Software & AppsOperating SystemLinux

How To Request Root Privilege from Within a Bash Script

Ubuntu 9

In the world of Linux and Unix-like operating systems, certain tasks and commands require root privileges. This is because the root user (also known as the superuser) has unrestricted access to all commands, files, and resources in the system. However, running a script with root privileges isn’t always straightforward. This article will guide you through the process of requesting root privilege from within a bash script.

Quick Answer

To request root privilege from within a bash script, you can use the id command to check if the script is running with root privileges. If it’s not, you can prompt the user for their password and re-execute the script with sudo. Alternatively, you can use the pkexec command to achieve the same result in graphical environments.

Understanding Root Privileges

Before we dive into the technical aspects, it’s important to understand what root privileges mean. As the highest level of system access, root privileges allow you to perform tasks that are restricted for standard users, such as installing system-wide software, changing system configurations, and accessing all files on the system.

However, with great power comes great responsibility. Misuse of root privileges can lead to system instability or even data loss. Therefore, it’s important to use them sparingly and only when necessary.

Checking for Root Privileges

The first step in our bash script is to check if it’s running with root privileges. We can do this using the id command, which returns the real and effective user and group IDs. If the script is not running with root privileges, we can prompt the user for their password and re-execute the script with sudo.

Here’s a simple code snippet that accomplishes this:

if [ "$(id -u)" != "0" ]; then
 echo "This script must be run as root" 1>&2
 exec sudo "$0" "$@"

In this snippet, id -u returns the user ID. If this ID is not 0 (the root user’s ID), the script prints a message to stderr and re-executes itself with sudo.

Using sudo

sudo (short for SuperUser DO) is a powerful command used in Unix and Linux environments to run programs with the security privileges of another user (by default, the superuser).

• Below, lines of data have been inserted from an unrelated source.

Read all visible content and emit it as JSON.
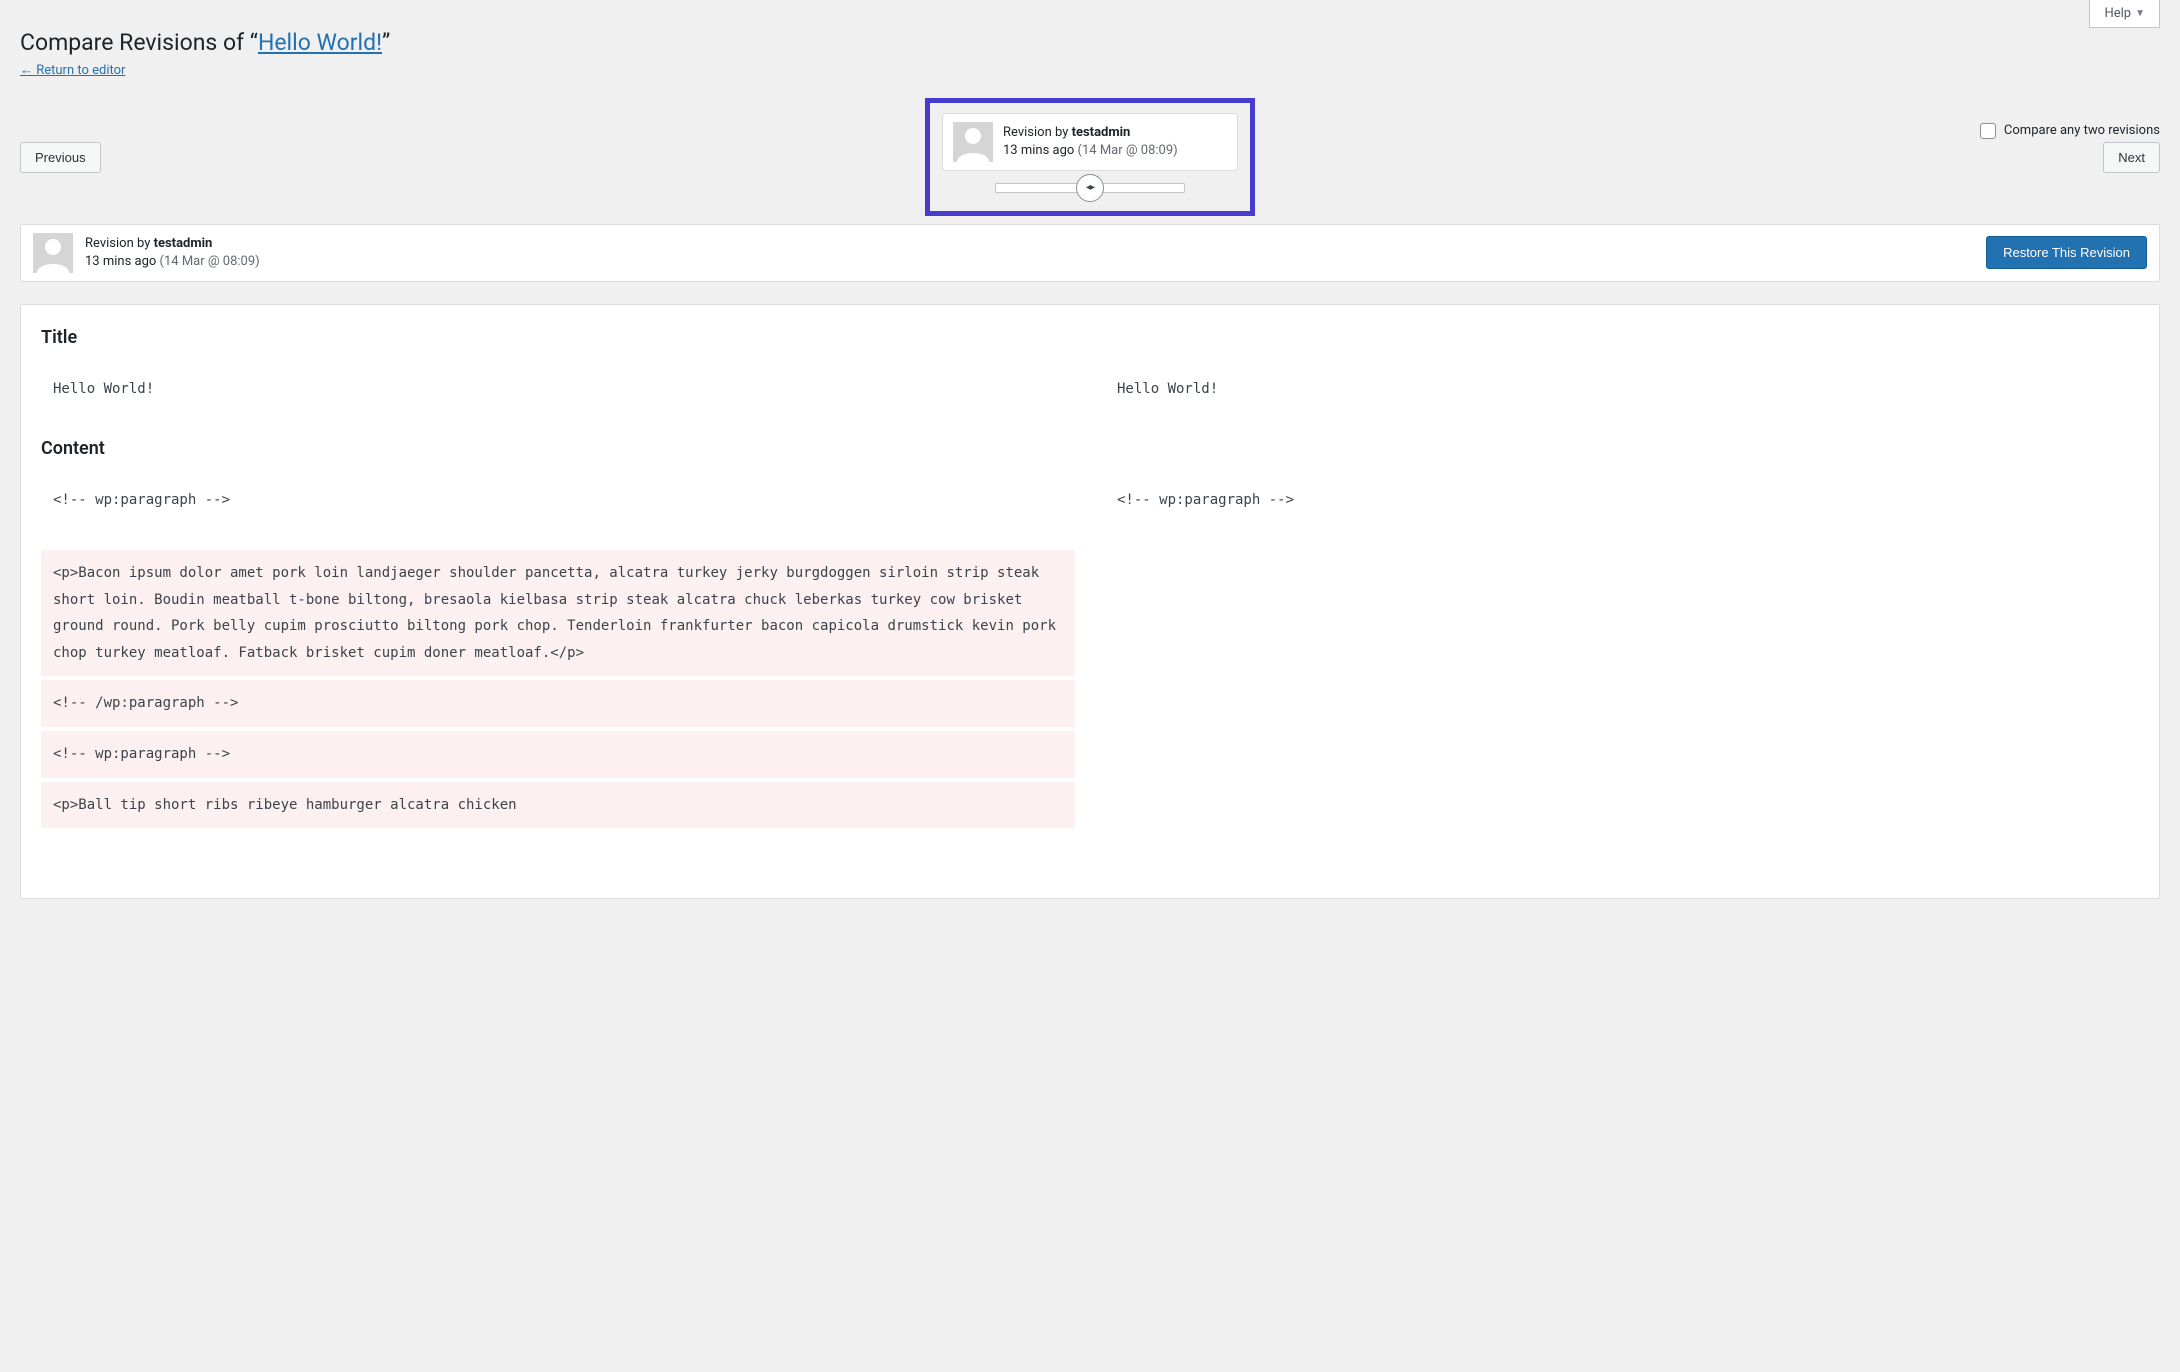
{
  "help_label": "Help",
  "page_title_prefix": "Compare Revisions of “",
  "page_title_link": "Hello World!",
  "page_title_suffix": "”",
  "return_link": "← Return to editor",
  "prev_label": "Previous",
  "next_label": "Next",
  "compare_label": "Compare any two revisions",
  "tooltip": {
    "by_prefix": "Revision by ",
    "author": "testadmin",
    "ago": "13 mins ago",
    "date": "(14 Mar @ 08:09)"
  },
  "meta": {
    "by_prefix": "Revision by ",
    "author": "testadmin",
    "ago": "13 mins ago",
    "date": "(14 Mar @ 08:09)",
    "restore_label": "Restore This Revision"
  },
  "sections": {
    "title_heading": "Title",
    "title_left": "Hello World!",
    "title_right": "Hello World!",
    "content_heading": "Content",
    "content_top_left": "<!-- wp:paragraph -->",
    "content_top_right": "<!-- wp:paragraph -->",
    "content_removed_1": "<p>Bacon ipsum dolor amet pork loin landjaeger shoulder pancetta, alcatra turkey jerky burgdoggen sirloin strip steak short loin. Boudin meatball t-bone biltong, bresaola kielbasa strip steak alcatra chuck leberkas turkey cow brisket ground round. Pork belly cupim prosciutto biltong pork chop. Tenderloin frankfurter bacon capicola drumstick kevin pork chop turkey meatloaf. Fatback brisket cupim doner meatloaf.</p>",
    "content_removed_2": "<!-- /wp:paragraph -->",
    "content_removed_3": "<!-- wp:paragraph -->",
    "content_removed_4": "<p>Ball tip short ribs ribeye hamburger alcatra chicken"
  }
}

You can use sudo before each command in your bash script that requires root access. This way, the script will only prompt for the password once, and all subsequent sudo commands will be executed without a password prompt.

sudo command1
sudo command2

Using pkexec

pkexec is a command that is part of the Polkit software framework. Like sudo, it allows unprivileged processes to communicate with privileged ones. pkexec is often used in graphical environments where sudo might not be available.

if [ "$(id -u)" != "0" ]; then
 exec pkexec "$0" "$@"

Prompting for Password Within the Script

While it’s generally recommended to use sudo or pkexec to prompt for the password outside of the script, you can also prompt for the password within the script itself. Here’s an example:

echo -n "Enter password for sudo rights: "
read -s pass
echo "$pass" | sudo -S command1
echo "$pass" | sudo -S command2

In this example, read -s reads the password silently (without echoing it to the terminal), and echo "$pass" | sudo -S feeds the password to sudo via a pipe.


Requesting root privileges from within a bash script is a common requirement in system administration and automation tasks. While it’s important to use these privileges responsibly, knowing how to request them correctly is a valuable skill.

Remember to always test your scripts thoroughly and use the least privilege necessary to accomplish your tasks. Happy scripting!

Can I run a bash script with root privileges without using `sudo`?

No, in order to run a bash script with root privileges, you need to use sudo or a similar command like pkexec. This is necessary to ensure that the script has the necessary permissions to access restricted resources and perform privileged actions.

Can I request root privileges within a bash script without prompting for a password?

It is generally not recommended to request root privileges within a bash script without prompting for a password. This is because it can introduce security risks, as anyone with access to the script could potentially execute privileged commands without authentication. It’s best to rely on tools like sudo or pkexec to handle the authentication process securely.

Is it possible to check if a specific command requires root privileges within a bash script?

Yes, you can check if a command requires root privileges within a bash script by using the sudo -n command. If the command requires root privileges, it will exit with a non-zero status code. You can then use this status code to conditionally execute the command with root privileges using sudo.

How can I secure my bash script that requires root privileges?

To secure a bash script that requires root privileges, you should follow best practices for secure coding. This includes validating user input, using proper error handling, and restricting access to the script itself. Additionally, it’s important to limit the use of root privileges within the script to only the necessary commands and actions. Regularly reviewing and testing the script for vulnerabilities is also crucial to maintaining its security.

Can I run a bash script with root privileges on a system where I don’t have root access?

No, running a bash script with root privileges requires the user to have root access on the system. Without root access, you won’t have the necessary permissions to execute commands or access restricted resources. If you need to perform actions that require root privileges on a system where you don’t have root access, you should contact the system administrator or a user with root privileges to assist you.

Leave a Comment

Your email address will not be published. Required fields are marked *